The club occupies a largely industrial area of the Near West Side, but its club's entrance, off the street behind a wrought iron fence at Lake and Leavitt, is about a block from condos on Lake Street in Westhaven. On Tuesday, one nearby neighbor said the shooting alarmed neighbors. 

"A stray bullet could cross Lake Street," he said. 

A photo from Society 2201's Facebook page shows the venue in July. [Society 2201 Facebook]

On its website, Society 2201, which opened in 2012, bills itself as an "elite venue for special and private events," that is open from 9 p.m.-2 a.m. Fridays and 10 p.m.-3 a.m. Saturdays. 

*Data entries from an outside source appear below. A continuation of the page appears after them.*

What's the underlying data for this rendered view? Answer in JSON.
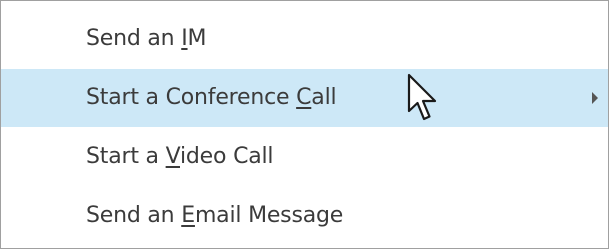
{
  "menu": {
    "items": [
      {
        "before": "Send an ",
        "mnemonic": "I",
        "after": "M",
        "has_submenu": false,
        "highlighted": false
      },
      {
        "before": "Start a Conference ",
        "mnemonic": "C",
        "after": "all",
        "has_submenu": true,
        "highlighted": true
      },
      {
        "before": "Start a ",
        "mnemonic": "V",
        "after": "ideo Call",
        "has_submenu": false,
        "highlighted": false
      },
      {
        "before": "Send an ",
        "mnemonic": "E",
        "after": "mail Message",
        "has_submenu": false,
        "highlighted": false
      }
    ]
  },
  "colors": {
    "highlight": "#cde8f7",
    "text": "#3b3b3b",
    "border": "#a0a0a0"
  },
  "icons": {
    "submenu_arrow": "chevron-right-icon",
    "cursor": "mouse-pointer-icon"
  }
}
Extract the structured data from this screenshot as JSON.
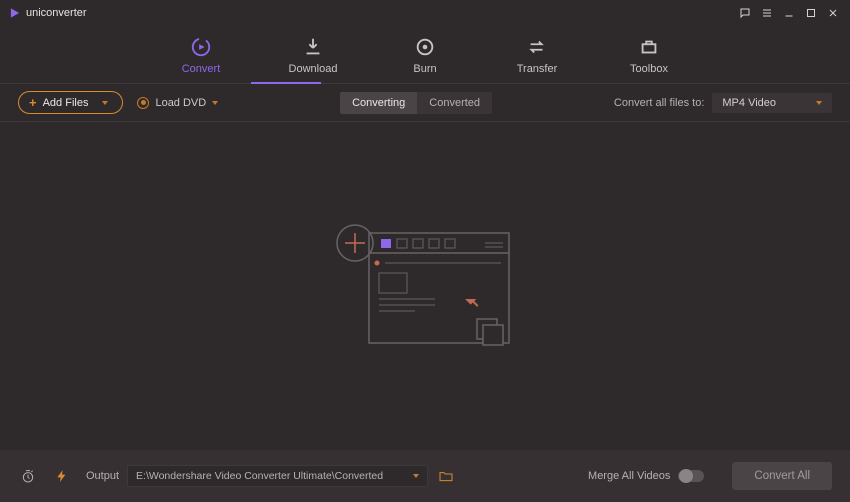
{
  "app": {
    "name": "uniconverter"
  },
  "nav": {
    "items": [
      {
        "label": "Convert"
      },
      {
        "label": "Download"
      },
      {
        "label": "Burn"
      },
      {
        "label": "Transfer"
      },
      {
        "label": "Toolbox"
      }
    ],
    "active_index": 0
  },
  "subbar": {
    "add_files_label": "Add Files",
    "load_dvd_label": "Load DVD",
    "seg": {
      "converting": "Converting",
      "converted": "Converted",
      "active": "converting"
    },
    "convert_all_to_label": "Convert all files to:",
    "format_selected": "MP4 Video"
  },
  "bottom": {
    "output_label": "Output",
    "output_path": "E:\\Wondershare Video Converter Ultimate\\Converted",
    "merge_label": "Merge All Videos",
    "convert_all_btn": "Convert All"
  }
}
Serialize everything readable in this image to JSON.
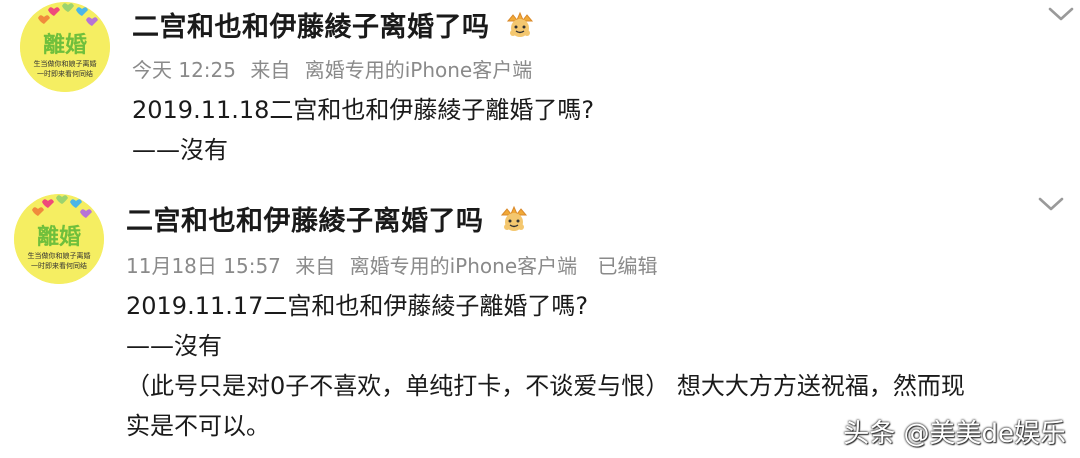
{
  "posts": [
    {
      "username": "二宫和也和伊藤綾子离婚了吗",
      "avatar_text": "離婚",
      "avatar_subtext_1": "生当做你和娘子离婚",
      "avatar_subtext_2": "一时即来看何同结",
      "time": "今天 12:25",
      "source_prefix": "来自",
      "source": "离婚专用的iPhone客户端",
      "edited": "",
      "lines": [
        "2019.11.18二宫和也和伊藤綾子離婚了嗎?",
        "——沒有"
      ]
    },
    {
      "username": "二宫和也和伊藤綾子离婚了吗",
      "avatar_text": "離婚",
      "avatar_subtext_1": "生当做你和娘子离婚",
      "avatar_subtext_2": "一时即来看何同结",
      "time": "11月18日 15:57",
      "source_prefix": "来自",
      "source": "离婚专用的iPhone客户端",
      "edited": "已编辑",
      "lines": [
        "2019.11.17二宫和也和伊藤綾子離婚了嗎?",
        "——沒有",
        "（此号只是对0子不喜欢，单纯打卡，不谈爱与恨） 想大大方方送祝福，然而现",
        "实是不可以。"
      ]
    }
  ],
  "watermark": "头条 @美美de娱乐",
  "colors": {
    "avatar_bg": "#f5ee62",
    "meta_text": "#8a8a8a",
    "main_text": "#1a1a1a"
  },
  "icons": {
    "badge": "crown-badge-icon",
    "menu": "chevron-down-icon"
  }
}
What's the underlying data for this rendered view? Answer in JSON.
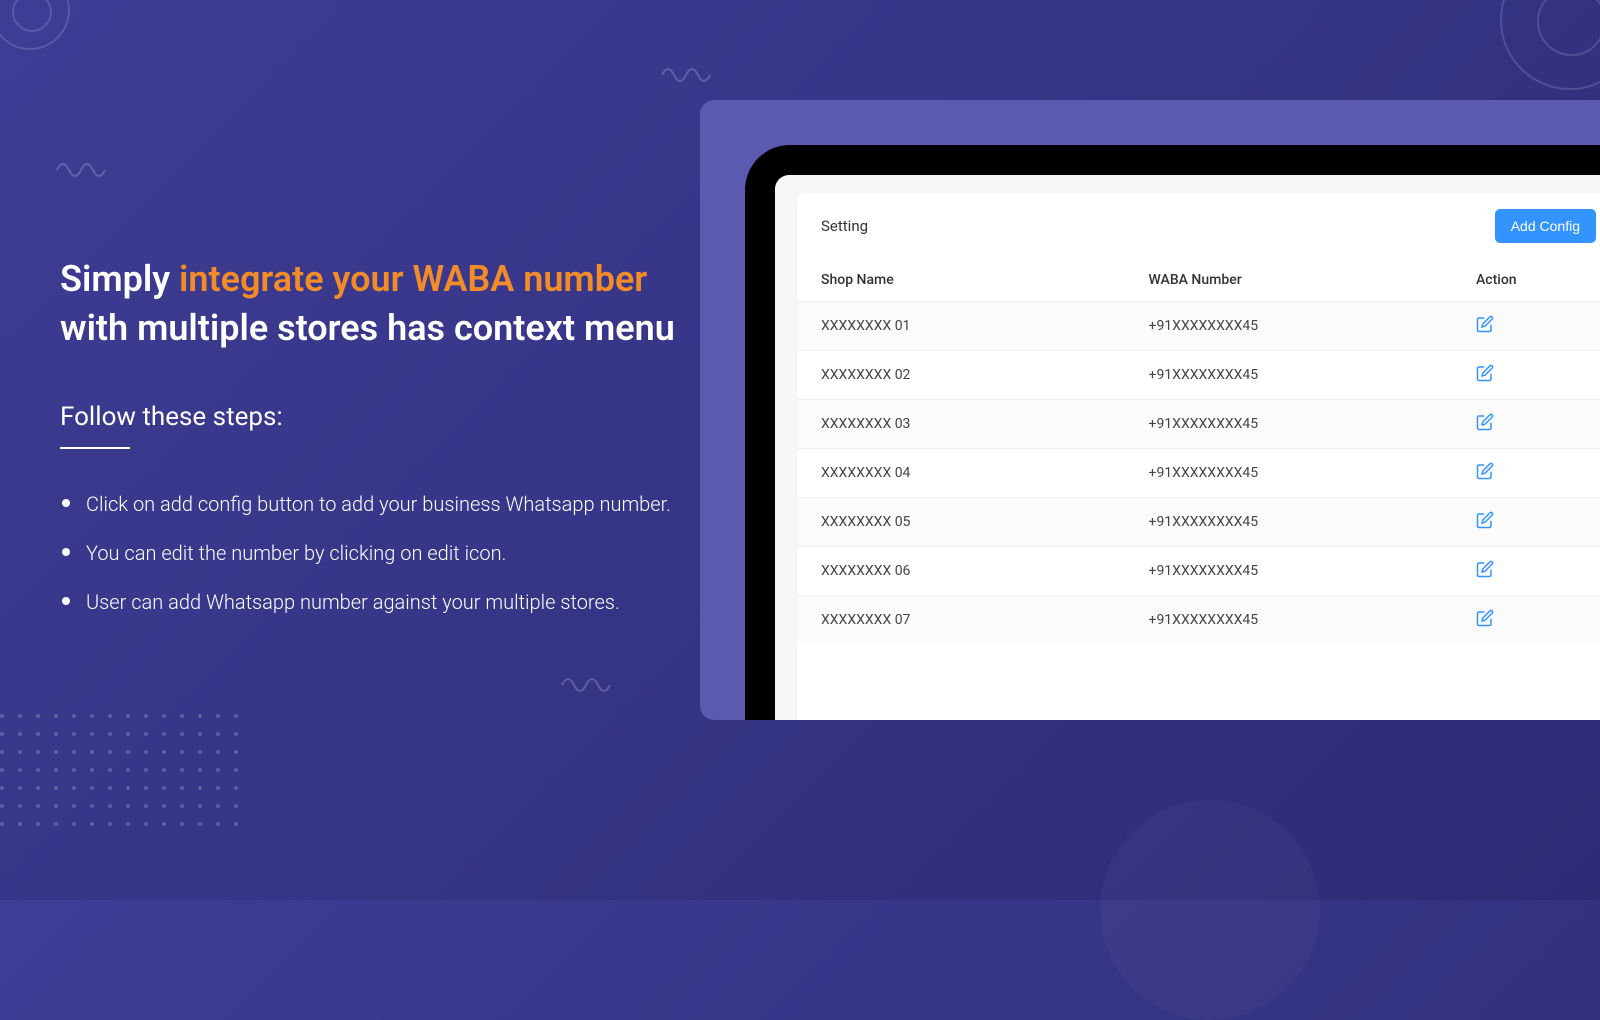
{
  "headline": {
    "prefix": "Simply ",
    "highlight": "integrate your WABA number",
    "suffix": " with multiple stores has context menu"
  },
  "subhead": "Follow these steps:",
  "steps": [
    "Click on add config button to add your business Whatsapp number.",
    "You can edit the number by clicking on edit icon.",
    "User can add Whatsapp number against your multiple stores."
  ],
  "panel": {
    "title": "Setting",
    "add_button": "Add Config",
    "columns": {
      "shop": "Shop Name",
      "waba": "WABA Number",
      "action": "Action"
    },
    "rows": [
      {
        "shop": "XXXXXXXX 01",
        "waba": "+91XXXXXXXX45"
      },
      {
        "shop": "XXXXXXXX 02",
        "waba": "+91XXXXXXXX45"
      },
      {
        "shop": "XXXXXXXX 03",
        "waba": "+91XXXXXXXX45"
      },
      {
        "shop": "XXXXXXXX 04",
        "waba": "+91XXXXXXXX45"
      },
      {
        "shop": "XXXXXXXX 05",
        "waba": "+91XXXXXXXX45"
      },
      {
        "shop": "XXXXXXXX 06",
        "waba": "+91XXXXXXXX45"
      },
      {
        "shop": "XXXXXXXX 07",
        "waba": "+91XXXXXXXX45"
      }
    ]
  }
}
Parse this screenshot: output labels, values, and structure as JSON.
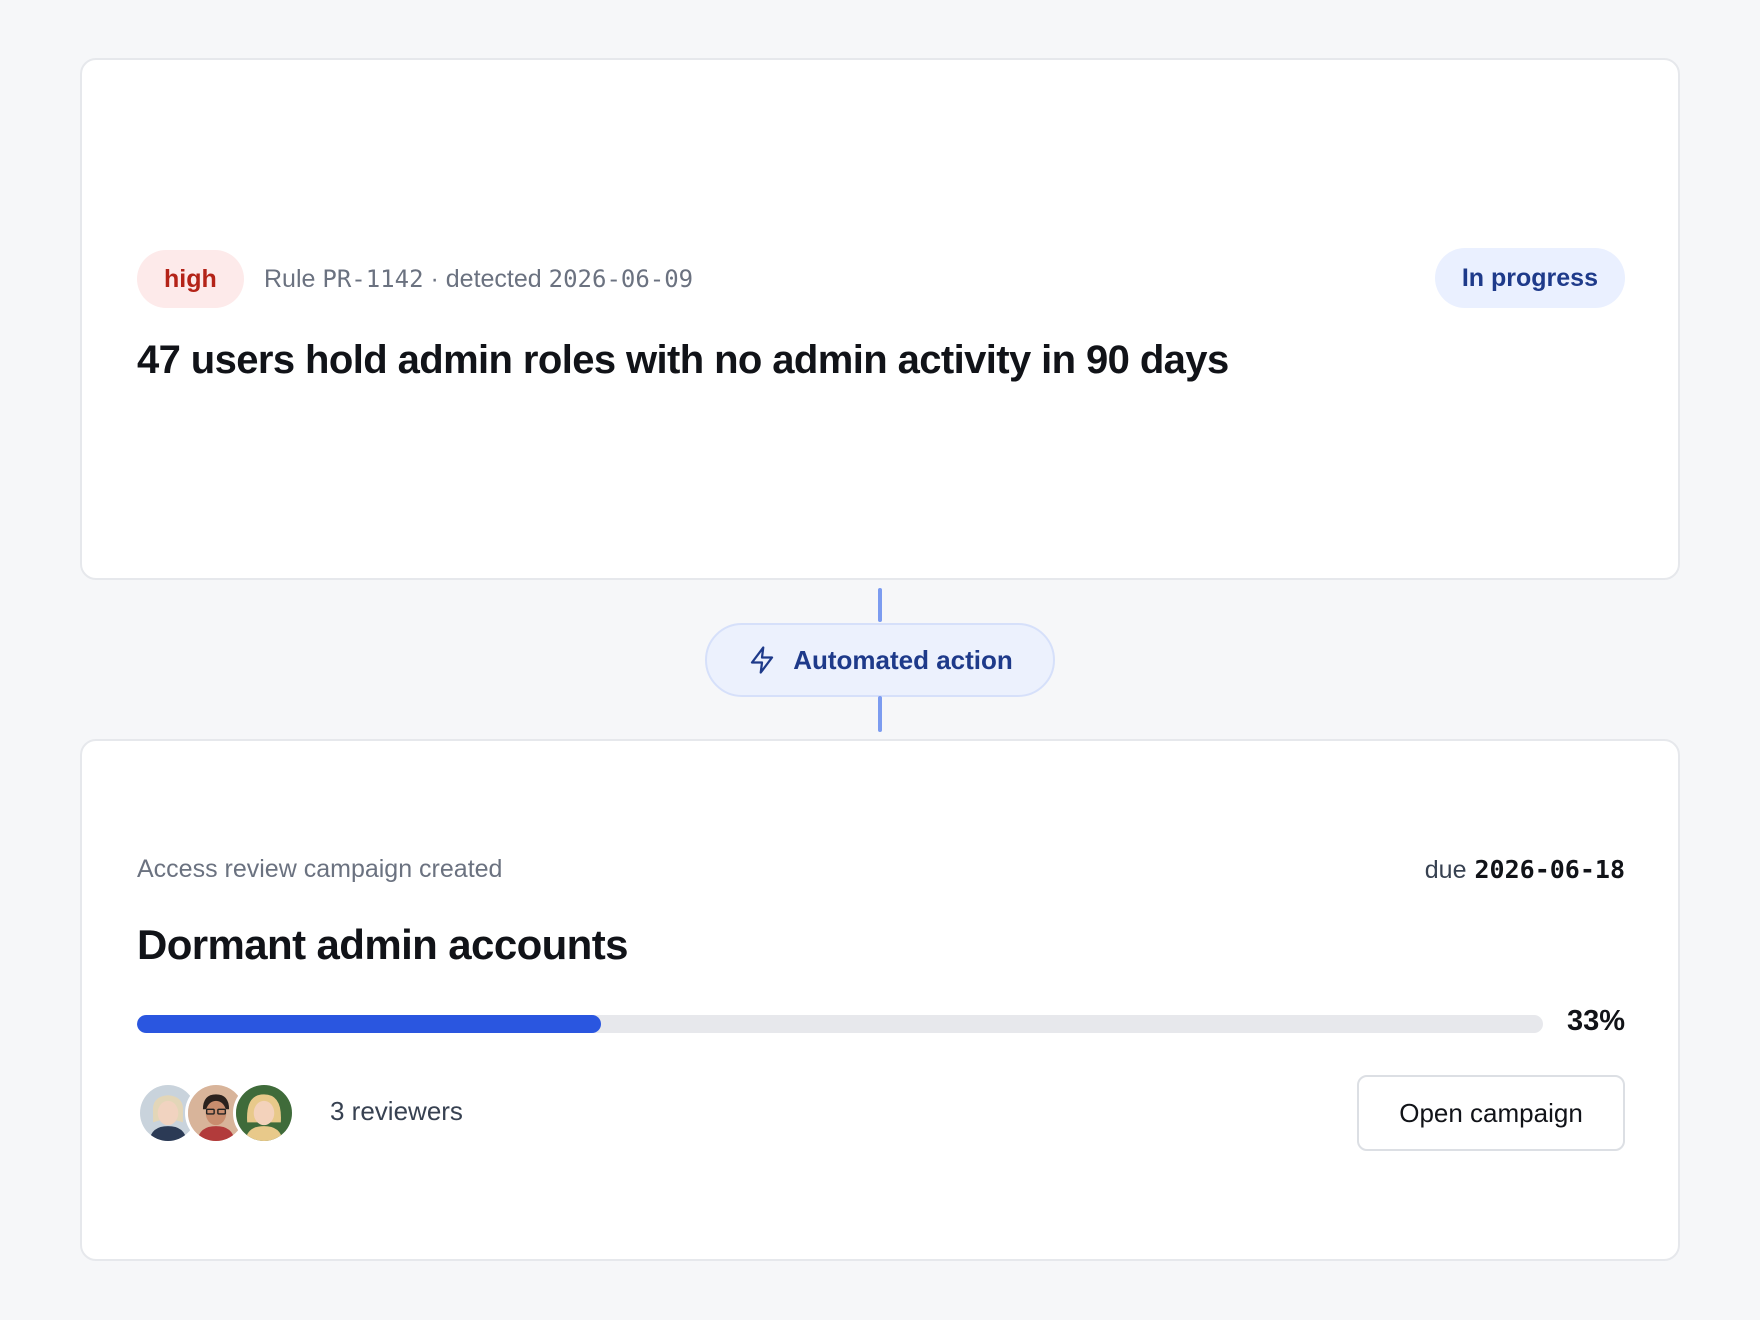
{
  "finding": {
    "severity": "high",
    "rule_prefix": "Rule",
    "rule_id": "PR-1142",
    "separator": "·",
    "detected_prefix": "detected",
    "detected_date": "2026-06-09",
    "status": "In progress",
    "title": "47 users hold admin roles with no admin activity in 90 days",
    "colors": {
      "severity_bg": "#fdeaea",
      "severity_text": "#b42318",
      "status_bg": "#eaf0ff",
      "status_text": "#1e3a8a"
    }
  },
  "connector": {
    "icon": "lightning-bolt-icon",
    "label": "Automated action"
  },
  "campaign": {
    "event_label": "Access review campaign created",
    "due_prefix": "due",
    "due_date": "2026-06-18",
    "title": "Dormant admin accounts",
    "progress_percent": 33,
    "progress_label": "33%",
    "reviewers_label": "3 reviewers",
    "reviewer_avatars": [
      "avatar-reviewer-1",
      "avatar-reviewer-2",
      "avatar-reviewer-3"
    ],
    "open_button": "Open campaign",
    "colors": {
      "progress_fill": "#2a56e0",
      "progress_track": "#e7e8ec"
    }
  }
}
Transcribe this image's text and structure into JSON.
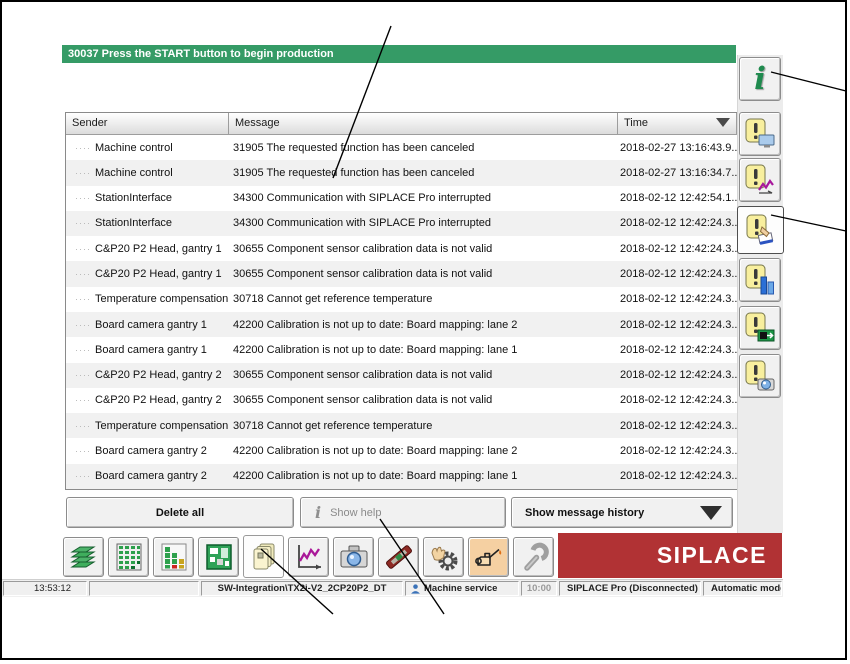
{
  "banner": {
    "text": "30037 Press the START button to begin production"
  },
  "table": {
    "columns": [
      "Sender",
      "Message",
      "Time"
    ],
    "sort": {
      "column": "Time",
      "direction": "desc"
    },
    "rows": [
      {
        "sender": "Machine control",
        "message": "31905 The requested function has been canceled",
        "time": "2018-02-27 13:16:43.9..."
      },
      {
        "sender": "Machine control",
        "message": "31905 The requested function has been canceled",
        "time": "2018-02-27 13:16:34.7..."
      },
      {
        "sender": "StationInterface",
        "message": "34300 Communication with SIPLACE Pro interrupted",
        "time": "2018-02-12 12:42:54.1..."
      },
      {
        "sender": "StationInterface",
        "message": "34300 Communication with SIPLACE Pro interrupted",
        "time": "2018-02-12 12:42:24.3..."
      },
      {
        "sender": "C&P20 P2 Head, gantry 1",
        "message": "30655 Component sensor calibration data is not valid",
        "time": "2018-02-12 12:42:24.3..."
      },
      {
        "sender": "C&P20 P2 Head, gantry 1",
        "message": "30655 Component sensor calibration data is not valid",
        "time": "2018-02-12 12:42:24.3..."
      },
      {
        "sender": "Temperature compensation f...",
        "message": "30718 Cannot get reference temperature",
        "time": "2018-02-12 12:42:24.3..."
      },
      {
        "sender": "Board camera gantry 1",
        "message": "42200 Calibration is not up to date: Board mapping: lane 2",
        "time": "2018-02-12 12:42:24.3..."
      },
      {
        "sender": "Board camera gantry 1",
        "message": "42200 Calibration is not up to date: Board mapping: lane 1",
        "time": "2018-02-12 12:42:24.3..."
      },
      {
        "sender": "C&P20 P2 Head, gantry 2",
        "message": "30655 Component sensor calibration data is not valid",
        "time": "2018-02-12 12:42:24.3..."
      },
      {
        "sender": "C&P20 P2 Head, gantry 2",
        "message": "30655 Component sensor calibration data is not valid",
        "time": "2018-02-12 12:42:24.3..."
      },
      {
        "sender": "Temperature compensation f...",
        "message": "30718 Cannot get reference temperature",
        "time": "2018-02-12 12:42:24.3..."
      },
      {
        "sender": "Board camera gantry 2",
        "message": "42200 Calibration is not up to date: Board mapping: lane 2",
        "time": "2018-02-12 12:42:24.3..."
      },
      {
        "sender": "Board camera gantry 2",
        "message": "42200 Calibration is not up to date: Board mapping: lane 1",
        "time": "2018-02-12 12:42:24.3..."
      }
    ]
  },
  "actions": {
    "delete_all": "Delete all",
    "show_help": "Show help",
    "show_message_history": "Show message history"
  },
  "sidebar": {
    "icons": [
      "info-icon",
      "message-monitor-icon",
      "message-statistics-icon",
      "message-interactive-icon",
      "message-levels-icon",
      "message-export-icon",
      "message-snapshot-icon"
    ],
    "selected": "message-interactive-icon"
  },
  "toolbar": {
    "icons": [
      "board-stack-icon",
      "feeder-table-icon",
      "component-bars-icon",
      "pcb-icon",
      "messages-icon",
      "statistics-icon",
      "camera-icon",
      "component-icon",
      "hand-gear-icon",
      "oil-can-icon",
      "wrench-icon"
    ],
    "selected": "messages-icon",
    "highlighted": "oil-can-icon"
  },
  "brand": {
    "logo_text": "SIPLACE"
  },
  "status_bar": {
    "clock": "13:53:12",
    "line_path": "SW-Integration\\TX2i-V2_2CP20P2_DT",
    "machine_service": "Machine service",
    "countdown": "10:00",
    "connection": "SIPLACE Pro (Disconnected)",
    "mode": "Automatic mode"
  },
  "colors": {
    "banner_green": "#359b66",
    "logo_red": "#b13234",
    "maintenance_highlight": "#f5d0a2",
    "row_alt": "#f1f1f1"
  }
}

Society does have a tavern liquor license, but not a Public Place of Amusement license, meaning the club shouldn't be charging a cover, according to Burnett. According to reviews on Facebook and Yelp, Society has at times charged a $20 cover. 

The city's Department of Business Affairs and Consumer Protection could not answer questions about the nightclub's liquor license Monday or Tuesday. 

'Life's too short' 

Mauriaze Cossom was close with his daughter and other relatives, his mother said. 

"My son was a dedicated father, son, brother, cousin who loved his family, and a friend to all of his friends," she said Tuesday. 

Mauriaze would go out of his way to help people, especially his mother. 

"He loved me. He did anything I asked of him," Brenda said. "If the family had tension, he'd tell them to stop. 'Life's too short.' " 

Brenda, who has lost three nephews and now her son to Chicago violence, said she doesn't think shutting down the club will quell shootings. 

"These days, you don't have to be in no club. It can happen anywhere," she said. 

Society 2201, a venue owned by former NBA player Bobby Simmons, is located at 2201 W. Walnut St. on the Near West Side. [DNAinfo/Alisa Hauser]

The area around the club is in what the city calls a "planned manufacturing district," and in 2015, Ben Spies, then-director of economic development at the Industrial Council of Nearwest Chicago, told DNAinfo that taverns were legally allowed in the area, subject to some size and entertainment restrictions.  

"I'm checking to make sure they aren't violating anything," Burnett said.

The club is owned by Simmons, a Chicago native and star forward at Simeon High School in Auburn Gresham. He went on to play college ball at DePaul University before playing a decade in the NBA. Simmons, now a career counselor at the National Basketball Players Association, was inducted into the DePaul University Athletic Hall of Fame this year and was recently honored as a 2017 Man of Excellence by the Chicago Defender. 

Burnett said Simmons opened Society 2201, about a half-mile away from the United Center, to give NBA players a place to celebrate after games. In addition to opening Society, Simmons co-owns Succezz, a South Loop clothing store. 

"I have all my businesses here — because I want to show kids you don't have to be a basketball player to be successful," Simmons told RedEye in 2013. 

Last year, Simmons was called to testify about the night he was robbed of a $200,000 diamond necklace by a member of the ultraviolent Hobos street gang in 2006. 

'It's Unfortunate'

Burnett's office hasn't received complaints about Society in the past, but the veteran alderman said it is concerning whenever a shooting occurs in the ward. 

"This is the first time that I know of that anything has ever happened there," Burnett said. 

He hopes the shooting won't breed other altercations on the Near West Side.

"It's unfortunate," Burnett said. "Thank God it wasn't anyone from our area, because the first thing I think about is retaliation. Is it going to be a gang war?" 

Three bars in Burnett's ward have been forced to close in recent years because of high-profile shootings. 

Two shootings near Funky Buddha Lounge in November 2014 prompted the longtime River West bar to close. In one of the incidents, the shooter worked at the bar, authorities allege.

After a shooting in March 2015 and facing pressure from neighbors, Sawtooth, a restaurant and nightclub on Randolph in the West Loop, was forced to close.

In September 2015, police pushed for Red Kiva, a pizza restaurant and nightclub on Randolph, to close after a fatal shooting nearby. Red Kiva has not reopened. 

Police crime scene tape is stuffed in a nearby dumpster after a shooting on North Leavitt Street early Sunday. [DNAinfo/Stephanie Lulay]

Mauriaze W. Cossom and his mom, Brenda.